A catalyst that could make this company fly

While Boeing gets the final credit for assembling the Dreamliner there are many nameless companies that contribute parts, without those parts the Dreamliner would never fly.  Kreisler Manufacturing (KRSL) is one of those nameless companies.  Kreisler describes their product as high quality tubing that can carry oil, water, air, or hydraulic fluid.  Kreisler's balance sheet was originally what had me interested in the investment, but the closer I looked the more the company seemed interesting beyond being a simple asset play.

The company has a patchy history of profitability, moving from a loss early in the last decade to sizable profits and then back to a loss during the financial crisis.  Kreisler took a bit longer than most companies to recover, returning to profitability in the last few months.  The company had always been a cash box with a manufacturing business attached until September 2010 when they announced a large expansion of capabilities in Poland.  The company signed a 10 year purchasing contract with two customers in Poland and committed to build out a $12m facility.  The facility qualified for government development grants totaling $6m, Kreisler paid the rest out of cash.  The Polish subsidiary did $4.5m in sales in the past fiscal year, unfortunately the company doesn't break out any further details.

Here are relevant key stats for the past eight years:

Why is this attractive?

As I researched Kreisler I found multiple aspects of the company and their future that made them attractive.  Unfortunately for me none of them worked together into a grand narrative I could use as a theme for a post.  I want to outline three distinct points that taken as a whole make this a potentially attractive investment.

1. The company is selling at 71% of book value.  The company's balance sheet is fairly clean.  The most significant liabilities are accounts payable.  There is a small bank credit line amounting to $600k, and an environmental liability accrual in the sum of $482k.

The company has $1.9m in cash, and trades at 125% of NCAV.

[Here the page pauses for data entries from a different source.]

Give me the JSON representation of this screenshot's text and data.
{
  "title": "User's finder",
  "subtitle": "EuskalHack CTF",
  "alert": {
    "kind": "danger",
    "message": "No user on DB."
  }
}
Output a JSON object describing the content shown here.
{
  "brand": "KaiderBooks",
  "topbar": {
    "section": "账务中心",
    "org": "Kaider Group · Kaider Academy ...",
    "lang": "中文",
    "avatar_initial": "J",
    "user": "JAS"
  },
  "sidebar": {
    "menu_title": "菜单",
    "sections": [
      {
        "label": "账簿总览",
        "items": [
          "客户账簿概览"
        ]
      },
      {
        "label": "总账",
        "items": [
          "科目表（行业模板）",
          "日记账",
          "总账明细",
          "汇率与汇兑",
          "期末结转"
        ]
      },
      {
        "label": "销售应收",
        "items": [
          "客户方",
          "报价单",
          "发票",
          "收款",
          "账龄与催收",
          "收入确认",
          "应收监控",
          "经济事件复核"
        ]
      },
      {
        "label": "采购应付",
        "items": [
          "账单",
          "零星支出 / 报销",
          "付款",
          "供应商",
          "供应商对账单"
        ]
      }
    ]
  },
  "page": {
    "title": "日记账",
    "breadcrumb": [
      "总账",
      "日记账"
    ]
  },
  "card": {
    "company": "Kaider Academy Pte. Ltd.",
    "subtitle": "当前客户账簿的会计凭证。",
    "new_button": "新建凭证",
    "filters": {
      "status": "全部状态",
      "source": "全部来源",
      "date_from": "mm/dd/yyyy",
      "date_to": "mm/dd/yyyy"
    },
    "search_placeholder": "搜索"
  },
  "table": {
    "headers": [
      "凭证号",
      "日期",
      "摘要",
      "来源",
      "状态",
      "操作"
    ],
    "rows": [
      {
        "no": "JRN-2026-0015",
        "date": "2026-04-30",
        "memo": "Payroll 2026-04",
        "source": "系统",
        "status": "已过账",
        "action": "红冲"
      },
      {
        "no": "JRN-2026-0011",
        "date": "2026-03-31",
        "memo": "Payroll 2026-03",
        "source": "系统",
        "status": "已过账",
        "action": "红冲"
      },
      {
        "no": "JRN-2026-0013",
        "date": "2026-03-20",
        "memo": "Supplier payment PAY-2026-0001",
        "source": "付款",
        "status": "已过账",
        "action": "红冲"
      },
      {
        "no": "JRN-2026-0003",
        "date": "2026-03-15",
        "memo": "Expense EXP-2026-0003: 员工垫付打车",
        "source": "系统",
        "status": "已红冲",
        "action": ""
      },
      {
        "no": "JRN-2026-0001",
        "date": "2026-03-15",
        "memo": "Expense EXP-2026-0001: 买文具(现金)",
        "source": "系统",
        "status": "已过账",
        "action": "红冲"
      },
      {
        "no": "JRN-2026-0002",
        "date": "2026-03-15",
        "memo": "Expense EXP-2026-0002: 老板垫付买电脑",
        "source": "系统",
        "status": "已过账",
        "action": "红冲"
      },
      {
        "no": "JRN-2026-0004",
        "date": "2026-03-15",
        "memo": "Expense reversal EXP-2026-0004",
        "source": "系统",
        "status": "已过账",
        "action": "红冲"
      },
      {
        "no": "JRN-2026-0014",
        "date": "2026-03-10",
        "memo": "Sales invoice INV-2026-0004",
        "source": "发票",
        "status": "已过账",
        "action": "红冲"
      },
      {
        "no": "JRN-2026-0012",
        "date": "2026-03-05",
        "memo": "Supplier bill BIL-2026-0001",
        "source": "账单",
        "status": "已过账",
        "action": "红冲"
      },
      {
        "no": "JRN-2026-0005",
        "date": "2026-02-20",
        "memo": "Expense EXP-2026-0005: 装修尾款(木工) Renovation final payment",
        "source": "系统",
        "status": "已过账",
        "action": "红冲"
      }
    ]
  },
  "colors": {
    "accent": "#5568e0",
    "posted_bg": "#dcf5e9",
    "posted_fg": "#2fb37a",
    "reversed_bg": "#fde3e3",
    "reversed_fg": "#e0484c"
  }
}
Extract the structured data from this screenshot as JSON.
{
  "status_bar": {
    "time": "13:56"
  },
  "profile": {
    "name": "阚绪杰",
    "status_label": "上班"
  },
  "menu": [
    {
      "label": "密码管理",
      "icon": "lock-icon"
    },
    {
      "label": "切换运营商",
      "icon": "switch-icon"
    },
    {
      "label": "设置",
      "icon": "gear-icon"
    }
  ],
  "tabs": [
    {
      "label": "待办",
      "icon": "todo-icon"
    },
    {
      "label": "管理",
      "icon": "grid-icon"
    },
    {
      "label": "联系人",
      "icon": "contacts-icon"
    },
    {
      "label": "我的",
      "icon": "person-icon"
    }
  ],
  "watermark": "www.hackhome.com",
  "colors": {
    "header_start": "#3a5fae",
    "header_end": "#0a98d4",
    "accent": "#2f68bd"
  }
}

2. When times have been good they were very good for Kreisler.  The company's past results show they have the know-how and the ability to generate significant profits.  For the 9mo ending March 31st the company has already recorded $1.4m in profits.  

In 2007 and 2008 the company generated over $2m in free cash flow on sales which are similar to what they're doing now.  If Kreisler's cash generation this fiscal year is anything like the past the free cash flow yield at these prices would be close to 20%.  When I see a company with volatile cash flow like Kreisler it makes me wonder if over time they actually generate anything above capital replacement costs.  I totaled free cash flow for the past eight years and the sum is a positive $429,000.  Not a significant amount of money, but at the same time positive, which is more than can be said about many companies.

3. The company announced July 9th that they are selling the Polish subsidiary.  Terms of the deal weren't disclosed, but I would imagine Kreisler will get some of their $6m investment back if not all of it.

I think the sale of the Polish subsidiary has a bigger impact besides the balance sheet improvement.  The company's results appear to have been negatively impacted by the Polish expansion in 2010 and 2011.  It's possible now with the Polish operations handed to someone else that the company can get back to solid profitability.  The Polish sub contributed $4.5m in sales, but my guess is their costs were significantly higher dragging the entire company down.  I believe the sale of the Polish subsidiary is the catalyst needed to unlock value in the company.  If profitability can be restored there is no reason this company should trade below book value.

If the company just merely traded to book value an investor at today's price would realize a 31% gain.  If the company can earn $1/ps or more again there's no reason why this stock couldn't trade near $10 which is almost a 100% gain from the current price.

Why is it cheap, where's the safety?

The company is cheap for what I consider obvious factors.  At a time when the aerospace industry is booming they're failing to turn a profit.  The company expanded in Poland, but the division doesn't appear to be as successful as the company might have imagined.  Without a revenue breakdown it's hard to tell what the Polish results were exactly.  The fact that the company has a growing foreign net operating loss carry forward tells me the Polish division isn't carrying its weight.

I don't believe Kreisler's issues are insurmountable, especially in light of the sale of the foreign subsidiary.  My speculation is that sale will restore their earnings power and provide a nice boost to the balance sheet as well.  

Investing at the current price affords a margin of safety in the price to book value discount.  The item that concerns me is the company's cash flow was negative at the last filing.  My hope is the sale of the Polish sub will restore their cash generation ability.  The problem is that's all speculation, maybe the company wanted to get out of Poland so bad they handed over the keys, we don't know.   

I haven't decided if I want to take a position or not, if I do it would fall under the speculative category, speculative at least until more details are released.

Disclosure: No position

1 comment:

  1. What do you think about their latest earnings announcement now that the Polish sub is gone?